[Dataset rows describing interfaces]
■ ■ ■ ■ ■ ■ ■

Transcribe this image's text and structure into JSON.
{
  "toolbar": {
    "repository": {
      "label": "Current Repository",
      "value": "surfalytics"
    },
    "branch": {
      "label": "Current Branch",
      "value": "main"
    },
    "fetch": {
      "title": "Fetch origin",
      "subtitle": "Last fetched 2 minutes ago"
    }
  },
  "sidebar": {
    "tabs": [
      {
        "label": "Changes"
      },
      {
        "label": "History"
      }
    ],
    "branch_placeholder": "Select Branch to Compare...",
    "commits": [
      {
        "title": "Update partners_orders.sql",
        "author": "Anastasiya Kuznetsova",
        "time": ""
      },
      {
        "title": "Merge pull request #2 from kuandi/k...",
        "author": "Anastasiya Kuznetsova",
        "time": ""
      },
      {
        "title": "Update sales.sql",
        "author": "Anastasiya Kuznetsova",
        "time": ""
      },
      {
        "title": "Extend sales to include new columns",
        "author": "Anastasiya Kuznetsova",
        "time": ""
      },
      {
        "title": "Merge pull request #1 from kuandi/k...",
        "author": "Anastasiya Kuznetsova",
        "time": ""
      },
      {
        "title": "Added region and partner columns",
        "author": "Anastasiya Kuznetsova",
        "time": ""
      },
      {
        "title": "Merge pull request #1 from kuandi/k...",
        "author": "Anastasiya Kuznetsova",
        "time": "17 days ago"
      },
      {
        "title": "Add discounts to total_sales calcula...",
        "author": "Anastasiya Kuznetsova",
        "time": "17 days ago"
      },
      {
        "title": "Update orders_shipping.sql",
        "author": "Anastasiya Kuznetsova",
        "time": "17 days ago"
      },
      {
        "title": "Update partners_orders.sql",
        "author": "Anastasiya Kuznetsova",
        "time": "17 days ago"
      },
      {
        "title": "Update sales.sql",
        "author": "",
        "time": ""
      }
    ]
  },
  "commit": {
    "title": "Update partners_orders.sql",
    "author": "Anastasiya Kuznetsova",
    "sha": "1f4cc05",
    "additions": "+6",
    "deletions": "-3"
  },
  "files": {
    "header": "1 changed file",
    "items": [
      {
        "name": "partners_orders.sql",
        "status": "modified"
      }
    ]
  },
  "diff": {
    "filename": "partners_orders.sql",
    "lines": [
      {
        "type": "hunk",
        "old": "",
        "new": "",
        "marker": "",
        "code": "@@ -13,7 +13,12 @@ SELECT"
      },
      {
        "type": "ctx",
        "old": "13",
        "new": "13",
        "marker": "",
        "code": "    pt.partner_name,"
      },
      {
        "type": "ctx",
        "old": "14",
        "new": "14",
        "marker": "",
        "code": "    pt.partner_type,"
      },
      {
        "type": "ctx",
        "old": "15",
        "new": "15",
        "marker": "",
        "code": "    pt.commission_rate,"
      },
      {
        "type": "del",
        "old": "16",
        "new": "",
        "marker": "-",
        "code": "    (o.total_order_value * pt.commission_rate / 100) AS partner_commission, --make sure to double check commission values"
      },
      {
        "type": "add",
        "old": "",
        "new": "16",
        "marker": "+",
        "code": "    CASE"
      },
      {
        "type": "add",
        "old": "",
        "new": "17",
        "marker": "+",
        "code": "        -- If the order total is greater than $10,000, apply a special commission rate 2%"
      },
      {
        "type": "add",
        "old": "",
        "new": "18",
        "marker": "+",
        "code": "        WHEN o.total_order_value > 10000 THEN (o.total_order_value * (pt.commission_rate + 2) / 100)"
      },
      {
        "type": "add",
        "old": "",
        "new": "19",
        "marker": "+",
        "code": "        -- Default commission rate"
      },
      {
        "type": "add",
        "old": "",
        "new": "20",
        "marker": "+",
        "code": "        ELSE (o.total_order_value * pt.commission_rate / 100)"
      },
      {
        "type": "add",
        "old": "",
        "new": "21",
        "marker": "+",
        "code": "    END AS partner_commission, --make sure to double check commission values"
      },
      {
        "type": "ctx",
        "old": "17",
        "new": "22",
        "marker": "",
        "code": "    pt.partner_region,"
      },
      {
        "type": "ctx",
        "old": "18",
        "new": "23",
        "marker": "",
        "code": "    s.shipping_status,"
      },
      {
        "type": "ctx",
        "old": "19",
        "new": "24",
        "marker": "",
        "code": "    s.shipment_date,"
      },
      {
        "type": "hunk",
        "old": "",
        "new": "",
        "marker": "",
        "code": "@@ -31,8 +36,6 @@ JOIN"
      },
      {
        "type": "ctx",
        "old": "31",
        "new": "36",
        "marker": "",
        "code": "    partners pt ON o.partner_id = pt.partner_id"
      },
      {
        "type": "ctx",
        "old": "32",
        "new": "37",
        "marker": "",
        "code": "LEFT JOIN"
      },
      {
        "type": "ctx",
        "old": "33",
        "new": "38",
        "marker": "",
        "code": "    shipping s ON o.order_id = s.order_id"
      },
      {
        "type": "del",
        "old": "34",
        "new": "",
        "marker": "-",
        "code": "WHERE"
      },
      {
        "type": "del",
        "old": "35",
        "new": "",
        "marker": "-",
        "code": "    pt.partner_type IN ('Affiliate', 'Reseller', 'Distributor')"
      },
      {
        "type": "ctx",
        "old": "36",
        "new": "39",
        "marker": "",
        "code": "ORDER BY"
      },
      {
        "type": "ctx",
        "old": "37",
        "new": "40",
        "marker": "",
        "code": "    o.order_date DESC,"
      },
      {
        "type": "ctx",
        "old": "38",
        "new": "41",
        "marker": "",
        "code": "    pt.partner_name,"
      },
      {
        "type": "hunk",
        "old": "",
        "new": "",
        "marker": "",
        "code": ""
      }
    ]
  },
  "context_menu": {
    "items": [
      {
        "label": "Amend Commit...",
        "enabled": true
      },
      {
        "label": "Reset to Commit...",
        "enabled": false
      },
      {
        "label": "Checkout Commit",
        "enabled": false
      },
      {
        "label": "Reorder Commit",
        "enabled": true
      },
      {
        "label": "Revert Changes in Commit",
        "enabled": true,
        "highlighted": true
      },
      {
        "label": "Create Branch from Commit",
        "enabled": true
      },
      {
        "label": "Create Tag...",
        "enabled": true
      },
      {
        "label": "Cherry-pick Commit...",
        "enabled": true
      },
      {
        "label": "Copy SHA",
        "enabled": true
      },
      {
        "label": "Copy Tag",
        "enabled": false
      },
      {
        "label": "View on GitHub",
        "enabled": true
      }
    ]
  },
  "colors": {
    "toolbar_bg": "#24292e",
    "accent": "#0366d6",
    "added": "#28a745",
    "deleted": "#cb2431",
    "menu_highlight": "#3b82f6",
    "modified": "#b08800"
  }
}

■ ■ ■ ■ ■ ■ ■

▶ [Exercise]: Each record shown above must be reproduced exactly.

▶ [Solution to this problem]:
Transcribe this image's text and structure into JSON.
{
  "toolbar": {
    "repository": {
      "label": "Current Repository",
      "value": "surfalytics"
    },
    "branch": {
      "label": "Current Branch",
      "value": "main"
    },
    "fetch": {
      "title": "Fetch origin",
      "subtitle": "Last fetched 2 minutes ago"
    }
  },
  "sidebar": {
    "tabs": [
      {
        "label": "Changes"
      },
      {
        "label": "History"
      }
    ],
    "branch_placeholder": "Select Branch to Compare...",
    "commits": [
      {
        "title": "Update partners_orders.sql",
        "author": "Anastasiya Kuznetsova",
        "time": ""
      },
      {
        "title": "Merge pull request #2 from kuandi/k...",
        "author": "Anastasiya Kuznetsova",
        "time": ""
      },
      {
        "title": "Update sales.sql",
        "author": "Anastasiya Kuznetsova",
        "time": ""
      },
      {
        "title": "Extend sales to include new columns",
        "author": "Anastasiya Kuznetsova",
        "time": ""
      },
      {
        "title": "Merge pull request #1 from kuandi/k...",
        "author": "Anastasiya Kuznetsova",
        "time": ""
      },
      {
        "title": "Added region and partner columns",
        "author": "Anastasiya Kuznetsova",
        "time": ""
      },
      {
        "title": "Merge pull request #1 from kuandi/k...",
        "author": "Anastasiya Kuznetsova",
        "time": "17 days ago"
      },
      {
        "title": "Add discounts to total_sales calcula...",
        "author": "Anastasiya Kuznetsova",
        "time": "17 days ago"
      },
      {
        "title": "Update orders_shipping.sql",
        "author": "Anastasiya Kuznetsova",
        "time": "17 days ago"
      },
      {
        "title": "Update partners_orders.sql",
        "author": "Anastasiya Kuznetsova",
        "time": "17 days ago"
      },
      {
        "title": "Update sales.sql",
        "author": "",
        "time": ""
      }
    ]
  },
  "commit": {
    "title": "Update partners_orders.sql",
    "author": "Anastasiya Kuznetsova",
    "sha": "1f4cc05",
    "additions": "+6",
    "deletions": "-3"
  },
  "files": {
    "header": "1 changed file",
    "items": [
      {
        "name": "partners_orders.sql",
        "status": "modified"
      }
    ]
  },
  "diff": {
    "filename": "partners_orders.sql",
    "lines": [
      {
        "type": "hunk",
        "old": "",
        "new": "",
        "marker": "",
        "code": "@@ -13,7 +13,12 @@ SELECT"
      },
      {
        "type": "ctx",
        "old": "13",
        "new": "13",
        "marker": "",
        "code": "    pt.partner_name,"
      },
      {
        "type": "ctx",
        "old": "14",
        "new": "14",
        "marker": "",
        "code": "    pt.partner_type,"
      },
      {
        "type": "ctx",
        "old": "15",
        "new": "15",
        "marker": "",
        "code": "    pt.commission_rate,"
      },
      {
        "type": "del",
        "old": "16",
        "new": "",
        "marker": "-",
        "code": "    (o.total_order_value * pt.commission_rate / 100) AS partner_commission, --make sure to double check commission values"
      },
      {
        "type": "add",
        "old": "",
        "new": "16",
        "marker": "+",
        "code": "    CASE"
      },
      {
        "type": "add",
        "old": "",
        "new": "17",
        "marker": "+",
        "code": "        -- If the order total is greater than $10,000, apply a special commission rate 2%"
      },
      {
        "type": "add",
        "old": "",
        "new": "18",
        "marker": "+",
        "code": "        WHEN o.total_order_value > 10000 THEN (o.total_order_value * (pt.commission_rate + 2) / 100)"
      },
      {
        "type": "add",
        "old": "",
        "new": "19",
        "marker": "+",
        "code": "        -- Default commission rate"
      },
      {
        "type": "add",
        "old": "",
        "new": "20",
        "marker": "+",
        "code": "        ELSE (o.total_order_value * pt.commission_rate / 100)"
      },
      {
        "type": "add",
        "old": "",
        "new": "21",
        "marker": "+",
        "code": "    END AS partner_commission, --make sure to double check commission values"
      },
      {
        "type": "ctx",
        "old": "17",
        "new": "22",
        "marker": "",
        "code": "    pt.partner_region,"
      },
      {
        "type": "ctx",
        "old": "18",
        "new": "23",
        "marker": "",
        "code": "    s.shipping_status,"
      },
      {
        "type": "ctx",
        "old": "19",
        "new": "24",
        "marker": "",
        "code": "    s.shipment_date,"
      },
      {
        "type": "hunk",
        "old": "",
        "new": "",
        "marker": "",
        "code": "@@ -31,8 +36,6 @@ JOIN"
      },
      {
        "type": "ctx",
        "old": "31",
        "new": "36",
        "marker": "",
        "code": "    partners pt ON o.partner_id = pt.partner_id"
      },
      {
        "type": "ctx",
        "old": "32",
        "new": "37",
        "marker": "",
        "code": "LEFT JOIN"
      },
      {
        "type": "ctx",
        "old": "33",
        "new": "38",
        "marker": "",
        "code": "    shipping s ON o.order_id = s.order_id"
      },
      {
        "type": "del",
        "old": "34",
        "new": "",
        "marker": "-",
        "code": "WHERE"
      },
      {
        "type": "del",
        "old": "35",
        "new": "",
        "marker": "-",
        "code": "    pt.partner_type IN ('Affiliate', 'Reseller', 'Distributor')"
      },
      {
        "type": "ctx",
        "old": "36",
        "new": "39",
        "marker": "",
        "code": "ORDER BY"
      },
      {
        "type": "ctx",
        "old": "37",
        "new": "40",
        "marker": "",
        "code": "    o.order_date DESC,"
      },
      {
        "type": "ctx",
        "old": "38",
        "new": "41",
        "marker": "",
        "code": "    pt.partner_name,"
      },
      {
        "type": "hunk",
        "old": "",
        "new": "",
        "marker": "",
        "code": ""
      }
    ]
  },
  "context_menu": {
    "items": [
      {
        "label": "Amend Commit...",
        "enabled": true
      },
      {
        "label": "Reset to Commit...",
        "enabled": false
      },
      {
        "label": "Checkout Commit",
        "enabled": false
      },
      {
        "label": "Reorder Commit",
        "enabled": true
      },
      {
        "label": "Revert Changes in Commit",
        "enabled": true,
        "highlighted": true
      },
      {
        "label": "Create Branch from Commit",
        "enabled": true
      },
      {
        "label": "Create Tag...",
        "enabled": true
      },
      {
        "label": "Cherry-pick Commit...",
        "enabled": true
      },
      {
        "label": "Copy SHA",
        "enabled": true
      },
      {
        "label": "Copy Tag",
        "enabled": false
      },
      {
        "label": "View on GitHub",
        "enabled": true
      }
    ]
  },
  "colors": {
    "toolbar_bg": "#24292e",
    "accent": "#0366d6",
    "added": "#28a745",
    "deleted": "#cb2431",
    "menu_highlight": "#3b82f6",
    "modified": "#b08800"
  }
}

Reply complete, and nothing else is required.